DALLAS - A North Texas widow has words of caution for some seafood lovers: stay away from raw oysters, CBS DFW reports.
"Don't eat raw oysters, period, ever ... because you can for sure die," said Vicki Berquist. "And they should say that on menus."
The warning comes after Berquist's wife, Jeanette LeBlanc, died after she contracted flesh-eating bacteria from oysters.
The two were in Louisiana in September when they bought a bag of fresh oysters from a seafood market after going crabbing with some friends. LeBlanc ate some of them.
Berquist had to go somewhere that night, but when she returned the next day she says LeBlanc was already in extreme respiratory distress and had a rash on her legs. Berquist rushed LeBlanc to a hospital an hour away in Baton Rouge where she was diagnosed with vibrio and put on antibiotics.
Her skin blistered and she had wounds on her tongue. Doctors worked for nearly 36 hours straight trying to stabilize her.
"But the bacteria is so aggressive it kills the kidneys. They had to start her on dialysis," said Berquist. "It really worked on her liver and did a lot of damage. It really, really wracked her body."
Berquist said that two weeks into her struggle, LeBlanc had the first of three surgeries to remove dead tissue caused by the bacteria.
"After the first, she did OK," said Berquist. "After the second she struggled a little bit. But after the third surgery she never really rallied back. It was just too much."
LeBlanc died 21 days later on October 15.
The Centers for Disease Control and Prevention (CDC) estimates that vibrio causes 80,000 illnesses every year in the United States. Most people will develop food poisoning symptoms and recover. But those with compromised systems -- LeBlanc, for example, had gastric bypass, which affected her digestion -- are most at risk.

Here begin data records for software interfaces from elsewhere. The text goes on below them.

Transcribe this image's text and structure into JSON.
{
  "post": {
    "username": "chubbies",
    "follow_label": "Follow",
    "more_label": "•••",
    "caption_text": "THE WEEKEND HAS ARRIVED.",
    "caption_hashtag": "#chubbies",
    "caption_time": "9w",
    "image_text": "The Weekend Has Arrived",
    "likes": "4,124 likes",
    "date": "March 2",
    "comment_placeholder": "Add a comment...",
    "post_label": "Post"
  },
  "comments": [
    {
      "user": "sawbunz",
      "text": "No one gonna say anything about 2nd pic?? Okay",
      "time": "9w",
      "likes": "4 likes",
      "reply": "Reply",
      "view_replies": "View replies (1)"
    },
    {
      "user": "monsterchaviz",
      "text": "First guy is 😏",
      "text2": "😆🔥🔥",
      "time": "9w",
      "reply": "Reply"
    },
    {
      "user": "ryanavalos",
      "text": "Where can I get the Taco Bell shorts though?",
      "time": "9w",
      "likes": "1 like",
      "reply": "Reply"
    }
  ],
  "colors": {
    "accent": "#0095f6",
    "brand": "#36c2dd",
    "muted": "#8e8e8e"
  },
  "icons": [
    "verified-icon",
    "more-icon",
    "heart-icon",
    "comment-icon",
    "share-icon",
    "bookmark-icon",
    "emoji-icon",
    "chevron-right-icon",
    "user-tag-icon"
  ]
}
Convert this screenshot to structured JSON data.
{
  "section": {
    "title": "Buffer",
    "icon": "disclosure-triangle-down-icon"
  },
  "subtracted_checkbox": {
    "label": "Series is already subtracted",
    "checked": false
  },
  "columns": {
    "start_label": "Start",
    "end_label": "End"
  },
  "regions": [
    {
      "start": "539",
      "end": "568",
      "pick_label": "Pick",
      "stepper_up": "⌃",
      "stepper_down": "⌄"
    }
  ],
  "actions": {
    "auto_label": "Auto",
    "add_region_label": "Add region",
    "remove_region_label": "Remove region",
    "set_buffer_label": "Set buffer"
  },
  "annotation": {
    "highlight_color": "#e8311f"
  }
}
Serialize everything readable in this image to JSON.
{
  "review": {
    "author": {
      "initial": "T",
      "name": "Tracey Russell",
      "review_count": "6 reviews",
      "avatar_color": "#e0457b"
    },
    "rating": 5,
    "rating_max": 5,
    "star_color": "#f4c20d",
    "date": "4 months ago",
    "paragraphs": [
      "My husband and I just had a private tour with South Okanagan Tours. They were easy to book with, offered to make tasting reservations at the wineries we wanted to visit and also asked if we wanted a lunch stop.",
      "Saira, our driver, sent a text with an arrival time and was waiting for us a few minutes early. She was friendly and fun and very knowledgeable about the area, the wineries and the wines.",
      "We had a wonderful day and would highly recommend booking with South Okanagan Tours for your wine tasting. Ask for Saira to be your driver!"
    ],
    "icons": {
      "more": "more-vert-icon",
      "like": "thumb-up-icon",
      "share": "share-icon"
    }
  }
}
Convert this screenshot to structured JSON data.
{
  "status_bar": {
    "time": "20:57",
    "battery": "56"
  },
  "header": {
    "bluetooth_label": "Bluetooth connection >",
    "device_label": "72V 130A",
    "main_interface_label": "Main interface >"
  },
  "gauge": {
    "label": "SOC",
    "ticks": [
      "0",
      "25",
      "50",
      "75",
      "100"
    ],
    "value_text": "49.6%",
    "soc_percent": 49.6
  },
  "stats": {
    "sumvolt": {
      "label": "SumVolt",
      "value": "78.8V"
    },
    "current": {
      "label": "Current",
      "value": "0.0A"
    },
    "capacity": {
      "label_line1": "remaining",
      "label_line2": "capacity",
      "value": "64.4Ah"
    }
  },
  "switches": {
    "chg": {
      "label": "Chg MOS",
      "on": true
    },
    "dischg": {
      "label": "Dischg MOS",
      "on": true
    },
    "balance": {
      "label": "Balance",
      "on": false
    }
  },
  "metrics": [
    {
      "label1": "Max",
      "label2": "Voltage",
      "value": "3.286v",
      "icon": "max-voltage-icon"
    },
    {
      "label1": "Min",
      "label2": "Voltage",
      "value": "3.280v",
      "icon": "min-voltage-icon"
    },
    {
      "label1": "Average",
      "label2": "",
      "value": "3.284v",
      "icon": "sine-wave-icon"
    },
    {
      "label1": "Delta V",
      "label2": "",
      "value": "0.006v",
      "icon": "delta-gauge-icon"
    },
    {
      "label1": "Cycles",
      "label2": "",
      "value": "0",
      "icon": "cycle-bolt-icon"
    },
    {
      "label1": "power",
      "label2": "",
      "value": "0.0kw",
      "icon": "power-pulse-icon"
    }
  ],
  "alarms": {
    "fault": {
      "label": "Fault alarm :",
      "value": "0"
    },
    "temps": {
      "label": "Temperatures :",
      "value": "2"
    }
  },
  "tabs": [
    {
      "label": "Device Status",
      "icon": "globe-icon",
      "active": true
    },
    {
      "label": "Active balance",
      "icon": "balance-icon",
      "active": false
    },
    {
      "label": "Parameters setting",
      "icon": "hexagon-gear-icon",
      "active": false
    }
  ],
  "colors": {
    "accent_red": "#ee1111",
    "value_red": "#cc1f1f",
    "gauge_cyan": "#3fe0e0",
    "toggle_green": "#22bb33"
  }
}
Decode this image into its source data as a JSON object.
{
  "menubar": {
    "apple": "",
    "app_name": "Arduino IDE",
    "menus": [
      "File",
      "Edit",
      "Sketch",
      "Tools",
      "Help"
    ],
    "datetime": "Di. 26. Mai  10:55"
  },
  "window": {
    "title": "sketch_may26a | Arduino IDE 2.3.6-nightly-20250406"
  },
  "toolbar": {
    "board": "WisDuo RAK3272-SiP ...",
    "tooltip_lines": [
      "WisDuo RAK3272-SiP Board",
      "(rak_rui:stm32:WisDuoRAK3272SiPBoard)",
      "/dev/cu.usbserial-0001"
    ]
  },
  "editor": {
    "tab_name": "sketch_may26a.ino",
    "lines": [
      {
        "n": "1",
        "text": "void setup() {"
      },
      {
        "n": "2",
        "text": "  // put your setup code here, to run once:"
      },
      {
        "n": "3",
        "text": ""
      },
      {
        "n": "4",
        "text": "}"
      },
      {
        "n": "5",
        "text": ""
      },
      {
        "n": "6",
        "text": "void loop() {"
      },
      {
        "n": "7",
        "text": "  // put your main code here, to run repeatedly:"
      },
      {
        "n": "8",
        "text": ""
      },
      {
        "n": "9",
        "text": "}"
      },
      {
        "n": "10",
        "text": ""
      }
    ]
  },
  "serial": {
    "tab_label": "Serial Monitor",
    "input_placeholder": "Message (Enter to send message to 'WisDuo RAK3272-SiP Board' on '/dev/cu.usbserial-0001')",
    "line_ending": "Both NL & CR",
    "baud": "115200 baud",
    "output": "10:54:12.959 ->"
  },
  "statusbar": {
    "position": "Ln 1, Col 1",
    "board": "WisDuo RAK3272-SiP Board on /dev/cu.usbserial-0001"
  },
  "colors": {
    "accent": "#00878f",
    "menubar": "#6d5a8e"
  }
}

According to the CDC, people can become infected with vibrio after eating raw or undercooked shellfish or by exposing open wounds to brackish water. LeBlanc had been in contact with both.